As mentioned in a previous post, I like films about the monarchy. After watching the fabulous documentary Monarchy: The Royal Family at Work, Netflix recommended another documentary, The Windsors: A Royal Family. Part way through disc one of three, I grabbed the envelope the documentary came in to see when it was filmed, thinking it was filmed in the early to mid 1990's. Why? The film making was very 60 Minutes meets old school PBS documentaries--none of this modern, reality TV sense of following around one's subject. This documentary is made up of testimonials and interviews with friends, distant family, and assistants to the crown, who give their first-hand opinions as primary source photographs and film are used to show the most amazing footage of the monarchy. So, you're asking when it was filmed? According to my Netflix envelope it was 2007, according to Amazon it was filmed in 2002. Either way, I was honestly quite shocked that it was so recent.

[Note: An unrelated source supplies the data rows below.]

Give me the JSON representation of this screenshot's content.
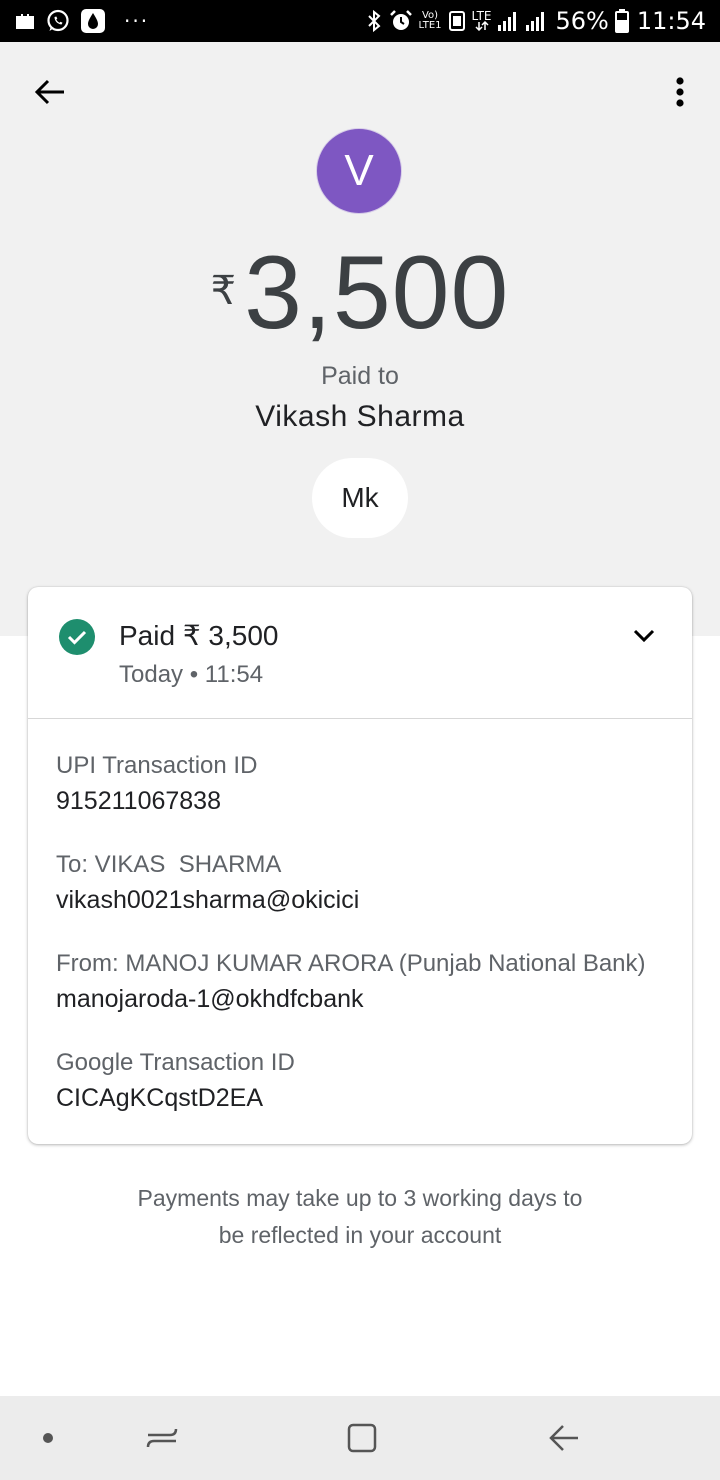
{
  "status_bar": {
    "battery_percent": "56%",
    "time": "11:54",
    "dots": "···",
    "volte_top": "Vo)",
    "volte_bottom": "LTE1",
    "lte": "LTE"
  },
  "header": {
    "avatar_letter": "V",
    "avatar_color": "#7e57c2"
  },
  "payment": {
    "currency_symbol": "₹",
    "amount": "3,500",
    "paid_to_label": "Paid to",
    "payee_name": "Vikash Sharma",
    "note": "Mk"
  },
  "card": {
    "status_title": "Paid ₹ 3,500",
    "status_time": "Today • 11:54",
    "status_color": "#1e8e6e",
    "details": [
      {
        "label": "UPI Transaction ID",
        "value": "915211067838"
      },
      {
        "label": "To: VIKAS  SHARMA",
        "value": "vikash0021sharma@okicici"
      },
      {
        "label": "From: MANOJ KUMAR ARORA (Punjab National Bank)",
        "value": "manojaroda-1@okhdfcbank"
      },
      {
        "label": "Google Transaction ID",
        "value": "CICAgKCqstD2EA"
      }
    ]
  },
  "footer": {
    "line1": "Payments may take up to 3 working days to",
    "line2": "be reflected in your account"
  }
}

I won't say that the film wasn't fantastic, but engaging, it's not. It is very much a piece of history, which I loved, but demanded that I pay careful attention to dates, connections between relatives, and the history of events occurring in the world at the same time as those presented in the documentary. A history teacher could use this for brief, amazing clips of Queen Elizabeth's grandfather, King George V and the world as it was during his time, clips of Winston Churchill addressing the Parliament, King Edward abdicating the thrown, or even the coronation of Queen Elizabeth, but that's as far as I would go. This documentary is amazing in its collection of primary documentation, but pretty heavy laden with history, in a way that I haven't seen in awhile. It's not that I didn't enjoy it, but will say that it surprised me a bit in the beginning.
Now, just a quick word about the second film, My Life in Ruins. People often think I'm kidding, or exaggerating when I say I want to move to Greece someday (even if it's only for 4-6 months out of every year), but I'm not. Greece is an amazing country that I don't think I could get enough of (along with Turkey). Having said that, I ran to the theater to see Nia Vardalos's most recent film, eager to see scenes of Greece as the setting for her romantic comedy. The movie was cute, even if predictable and a bit cheesy. Vardalos (who looked pretty amazing) plays the Greek tour guide for her overly-exaggerated-in-their-lameness tourists, trying to interest them in the amazing history of the sites she presents them, when all they really want is ice cream and shopping excursions. First off, I was so offended by the ridiculous things the tourists demanded that I kept talking out loud. I know...chill out, right? Well, that's what my mother kept saying, but I kept picturing all the tours that I took while in Greece, and I could never get enough of the history and antiquities. Honestly, I think I was just a bit too keyed up to fully enjoy the tourists' horrid antics and silly lines. I realize that we were supposed to laugh at the stupidness of the tourists, but they made me want to scream.
Now, on the other hand, here's where this single girl has to gush for just a moment. Alexis Georgoulis (acclaimed as the George Clooney of Greece), made my day. :) My friend Doc and I had a moment in Athens, after hopping off their extremely clean subway system, where we ended up riding the escalator behind what I believe had to be a modern Adonis. I'm not exaggerating when I say that the man we giggled over (yes, at our ages we giggled over his amazing male beauty and enjoyed our escalator ride) reminded me of Alexis Georgoulis, so I calmed down and just enjoyed the film in all it's predictable silliness. I've included here two pictures of him; one where he's looking way too scruffy to really pay him any mind, but then the second, showing him in all his male gorgeousness (which looks like how he spelled his name).
Overall, a cute film. It did have some questionable sexual innuendo, but was a pretty harmless romantic comedy, on the whole. Yes, it's predictable, but has its funny moments, and one really nice looking Greek romantic lead. Now, time to figure out how I can find myself a home on a small corner of Greece???